Friday, June 26, 2009

R.I.P Michael Jackson

"Goodbye, King of Pop"

Of course I could not allow the most significant death of the MTV-toting popular cultural movement to pass without adding a few words. The media coverage has been surprising to some because Michael Jackson was not currently recording music and was fifty (50)but what they fail to note is that the man wasn't just a star but he was the star. Time doesn't allow for too much detail right now but even without his statistical brilliance on the pop charts, MJ is the main reason why the pop/R&B stars can enjoy the vast cross-racial appeal now. Back in the late 1970s--before MTV emerged, black artists were mostly pigeon-holed into one frame, R&B, but when he released "Thriller" in 1982, all that changed. MJ was the first to create the possibilities of men of color in popular music. His albums, singles, endorsements, stage performances all became the ultimate, not just for black men but for everyone. MTV rolled around and the videos that he conceptualized--"Thriller" especially--were larger than life.

Yet, this doesn't answer the question why we care so much about him now. Consider though that most of the current pop acts that people pine for and worship (Rihanna, Usher, Justin Timberlake) are obviously influenced by MJ's "full package" approach to music. He made art and they all strive to do the same, to be mentioned in the same breath as him decades from now. This media storm is even more remarkable when one considers that he was the only one of his peers (that trio of him, Madonna and Prince, all fifty coincidentally)who was not still recording music. Yet people cared time and time again for the sinewy details of his personal life, grabbed up the expensive tickets for his London concert (July) and still could moonwalk.

On top of it all, we cared fiercely to see if he would get the redemption perfectionists like him crave. We wanted a last hurrah, a triumphant show that if necessary he could muster up some of the old magic. We do not like when our stars struggle or show, finally, mortality settling in. We want them to live forever, to excel always, to make the world seem alright. Who watches the mighty Roger Federer just merely to win a, we want an exhibition, a flawless display of skill that is beyond mere human execution. For the music critics, Radiohead occupies that rarefied space currently of enviable love from critics and fans. If they follow up the blissful "In Rainbows" with anything less than ideal or remotely commercial, we will feel a sense of betrayal, a letdown beyond words. Not everyone reaches such idealized heights in our eyes but it brings with it its own set of issues, that we are miostly unable to rationalize.

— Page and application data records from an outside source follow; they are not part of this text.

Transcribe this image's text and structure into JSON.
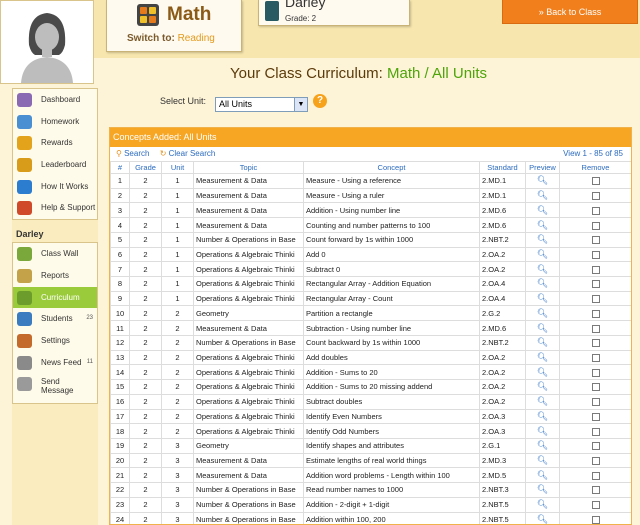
{
  "header": {
    "subject": "Math",
    "switch_label": "Switch to:",
    "switch_target": "Reading",
    "student_name": "Darley",
    "student_grade": "Grade: 2",
    "back_button": "» Back to Class"
  },
  "sidebar": {
    "top_items": [
      {
        "label": "Dashboard",
        "icon": "dashboard-icon",
        "color": "#8a6ab3"
      },
      {
        "label": "Homework",
        "icon": "homework-icon",
        "color": "#4a8fd1"
      },
      {
        "label": "Rewards",
        "icon": "rewards-icon",
        "color": "#e3a41c"
      },
      {
        "label": "Leaderboard",
        "icon": "trophy-icon",
        "color": "#d89b1a"
      },
      {
        "label": "How It Works",
        "icon": "help-circle-icon",
        "color": "#2c7ccf"
      },
      {
        "label": "Help & Support",
        "icon": "support-icon",
        "color": "#d04a2a"
      }
    ],
    "section_name": "Darley",
    "student_items": [
      {
        "label": "Class Wall",
        "icon": "class-wall-icon",
        "color": "#7aa83a",
        "badge": ""
      },
      {
        "label": "Reports",
        "icon": "reports-icon",
        "color": "#c3a24a",
        "badge": ""
      },
      {
        "label": "Curriculum",
        "icon": "curriculum-icon",
        "color": "#6c9c2c",
        "badge": "",
        "active": true
      },
      {
        "label": "Students",
        "icon": "students-icon",
        "color": "#3b7bc0",
        "badge": "23"
      },
      {
        "label": "Settings",
        "icon": "settings-icon",
        "color": "#c46a2a",
        "badge": ""
      },
      {
        "label": "News Feed",
        "icon": "news-feed-icon",
        "color": "#8a8a8a",
        "badge": "11"
      },
      {
        "label": "Send Message",
        "icon": "mail-icon",
        "color": "#9a9a9a",
        "badge": ""
      }
    ]
  },
  "main": {
    "title_prefix": "Your Class Curriculum:",
    "title_highlight": "Math / All Units",
    "select_unit_label": "Select Unit:",
    "select_unit_value": "All Units",
    "panel_title": "Concepts Added: All Units",
    "search_label": "Search",
    "clear_search_label": "Clear Search",
    "record_count": "View 1 - 85 of 85",
    "columns": [
      "#",
      "Grade",
      "Unit",
      "Topic",
      "Concept",
      "Standard",
      "Preview",
      "Remove"
    ],
    "rows": [
      [
        "1",
        "2",
        "1",
        "Measurement & Data",
        "Measure - Using a reference",
        "2.MD.1"
      ],
      [
        "2",
        "2",
        "1",
        "Measurement & Data",
        "Measure - Using a ruler",
        "2.MD.1"
      ],
      [
        "3",
        "2",
        "1",
        "Measurement & Data",
        "Addition - Using number line",
        "2.MD.6"
      ],
      [
        "4",
        "2",
        "1",
        "Measurement & Data",
        "Counting and number patterns to 100",
        "2.MD.6"
      ],
      [
        "5",
        "2",
        "1",
        "Number & Operations in Base",
        "Count forward by 1s within 1000",
        "2.NBT.2"
      ],
      [
        "6",
        "2",
        "1",
        "Operations & Algebraic Thinki",
        "Add 0",
        "2.OA.2"
      ],
      [
        "7",
        "2",
        "1",
        "Operations & Algebraic Thinki",
        "Subtract 0",
        "2.OA.2"
      ],
      [
        "8",
        "2",
        "1",
        "Operations & Algebraic Thinki",
        "Rectangular Array - Addition Equation",
        "2.OA.4"
      ],
      [
        "9",
        "2",
        "1",
        "Operations & Algebraic Thinki",
        "Rectangular Array - Count",
        "2.OA.4"
      ],
      [
        "10",
        "2",
        "2",
        "Geometry",
        "Partition a rectangle",
        "2.G.2"
      ],
      [
        "11",
        "2",
        "2",
        "Measurement & Data",
        "Subtraction - Using number line",
        "2.MD.6"
      ],
      [
        "12",
        "2",
        "2",
        "Number & Operations in Base",
        "Count backward by 1s within 1000",
        "2.NBT.2"
      ],
      [
        "13",
        "2",
        "2",
        "Operations & Algebraic Thinki",
        "Add doubles",
        "2.OA.2"
      ],
      [
        "14",
        "2",
        "2",
        "Operations & Algebraic Thinki",
        "Addition - Sums to 20",
        "2.OA.2"
      ],
      [
        "15",
        "2",
        "2",
        "Operations & Algebraic Thinki",
        "Addition - Sums to 20 missing addend",
        "2.OA.2"
      ],
      [
        "16",
        "2",
        "2",
        "Operations & Algebraic Thinki",
        "Subtract doubles",
        "2.OA.2"
      ],
      [
        "17",
        "2",
        "2",
        "Operations & Algebraic Thinki",
        "Identify Even Numbers",
        "2.OA.3"
      ],
      [
        "18",
        "2",
        "2",
        "Operations & Algebraic Thinki",
        "Identify Odd Numbers",
        "2.OA.3"
      ],
      [
        "19",
        "2",
        "3",
        "Geometry",
        "Identify shapes and attributes",
        "2.G.1"
      ],
      [
        "20",
        "2",
        "3",
        "Measurement & Data",
        "Estimate lengths of real world things",
        "2.MD.3"
      ],
      [
        "21",
        "2",
        "3",
        "Measurement & Data",
        "Addition word problems - Length within 100",
        "2.MD.5"
      ],
      [
        "22",
        "2",
        "3",
        "Number & Operations in Base",
        "Read number names to 1000",
        "2.NBT.3"
      ],
      [
        "23",
        "2",
        "3",
        "Number & Operations in Base",
        "Addition - 2-digit + 1-digit",
        "2.NBT.5"
      ],
      [
        "24",
        "2",
        "3",
        "Number & Operations in Base",
        "Addition within 100, 200",
        "2.NBT.5"
      ]
    ]
  },
  "colors": {
    "accent_orange": "#f6a623",
    "active_green": "#9acb3a",
    "link_blue": "#2c6cbf",
    "title_green": "#4ea50a"
  }
}
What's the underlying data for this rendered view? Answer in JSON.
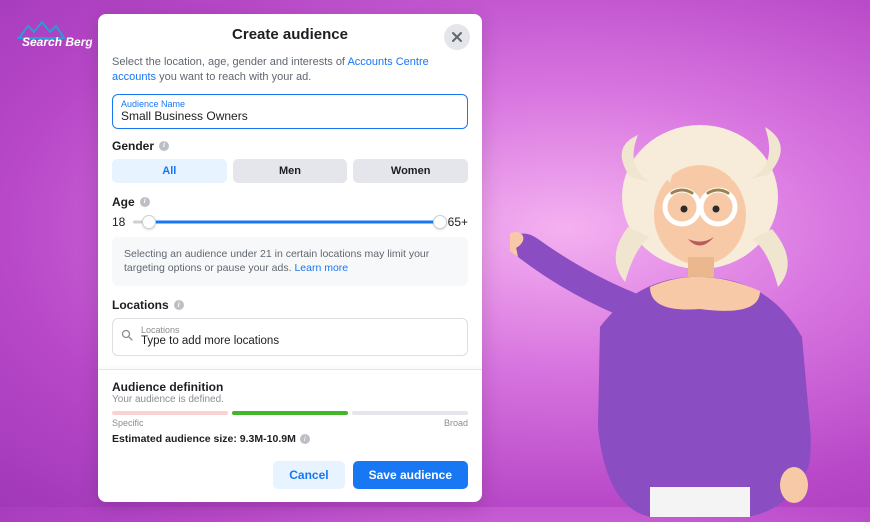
{
  "logo": {
    "text": "Search Berg"
  },
  "dialog": {
    "title": "Create audience",
    "intro_pre": "Select the location, age, gender and interests of ",
    "intro_link": "Accounts Centre accounts",
    "intro_post": " you want to reach with your ad.",
    "audience_name": {
      "label": "Audience Name",
      "value": "Small Business Owners"
    },
    "gender": {
      "label": "Gender",
      "options": [
        "All",
        "Men",
        "Women"
      ],
      "selected": "All"
    },
    "age": {
      "label": "Age",
      "min": "18",
      "max": "65+",
      "note_pre": "Selecting an audience under 21 in certain locations may limit your targeting options or pause your ads. ",
      "note_link": "Learn more"
    },
    "locations": {
      "label": "Locations",
      "field_label": "Locations",
      "placeholder": "Type to add more locations"
    },
    "definition": {
      "title": "Audience definition",
      "subtitle": "Your audience is defined.",
      "specific": "Specific",
      "broad": "Broad",
      "estimate_label": "Estimated audience size: ",
      "estimate_value": "9.3M-10.9M",
      "meter_colors": [
        "#fbd2d2",
        "#42b72a",
        "#e4e6eb"
      ]
    },
    "buttons": {
      "cancel": "Cancel",
      "save": "Save audience"
    }
  }
}
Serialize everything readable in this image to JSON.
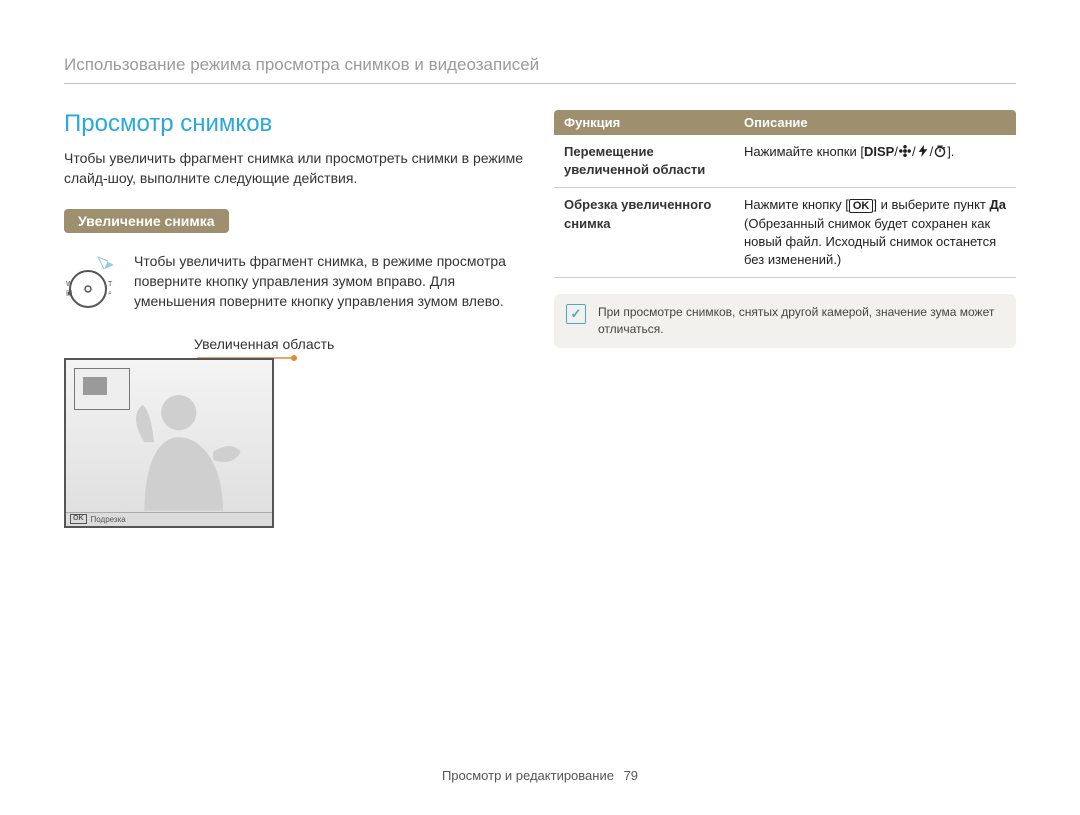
{
  "breadcrumb": "Использование режима просмотра снимков и видеозаписей",
  "section_title": "Просмотр снимков",
  "intro": "Чтобы увеличить фрагмент снимка или просмотреть снимки в режиме слайд-шоу, выполните следующие действия.",
  "pill": "Увеличение снимка",
  "zoom_text": "Чтобы увеличить фрагмент снимка, в режиме просмотра поверните кнопку управления зумом вправо. Для уменьшения поверните кнопку управления зумом влево.",
  "enlarged_label": "Увеличенная область",
  "screen_bar": {
    "ok": "OK",
    "label": "Подрезка"
  },
  "zoom_dial": {
    "left": "W",
    "left2": "◫",
    "center": "○",
    "right": "T",
    "right2": "🔍"
  },
  "table": {
    "head": {
      "fn": "Функция",
      "desc": "Описание"
    },
    "rows": [
      {
        "fn": "Перемещение увеличенной области",
        "desc_prefix": "Нажимайте кнопки [",
        "desc_disp": "DISP",
        "desc_sep": "/",
        "desc_suffix": "]."
      },
      {
        "fn": "Обрезка увеличенного снимка",
        "desc_prefix": "Нажмите кнопку [",
        "desc_ok": "OK",
        "desc_mid": "] и выберите пункт ",
        "desc_bold": "Да",
        "desc_tail": " (Обрезанный снимок будет сохранен как новый файл. Исходный снимок останется без изменений.)"
      }
    ]
  },
  "note": "При просмотре снимков, снятых другой камерой, значение зума может отличаться.",
  "footer": {
    "section": "Просмотр и редактирование",
    "page": "79"
  },
  "icons": {
    "flower": "flower-icon",
    "flash": "flash-icon",
    "timer": "timer-icon"
  }
}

Michael Jackson leaves a rich musical legacy: great pop music that transcends its time and genre. That immense Beatles catalogue that his children will now inherit. His family and fans are left with a lifetime of good and not so good memories. In the days to come, we will hear the rumours, the possibilities of prescription-drug overdose, the state of his accounts. Endless critics will tear into his child-molestation cases but the truth is that it all plays a part of his life, his legacy.Bob Dylan may be the most culturally relevant musician alive, David Bowie the most vastly copied and Radiohead the most acclaimed band but MJ was the greatest entertainer for the vast part of four (4) decades. Take a second to reflect on that. Bless.

Michael Jackson was fifty (50) years old.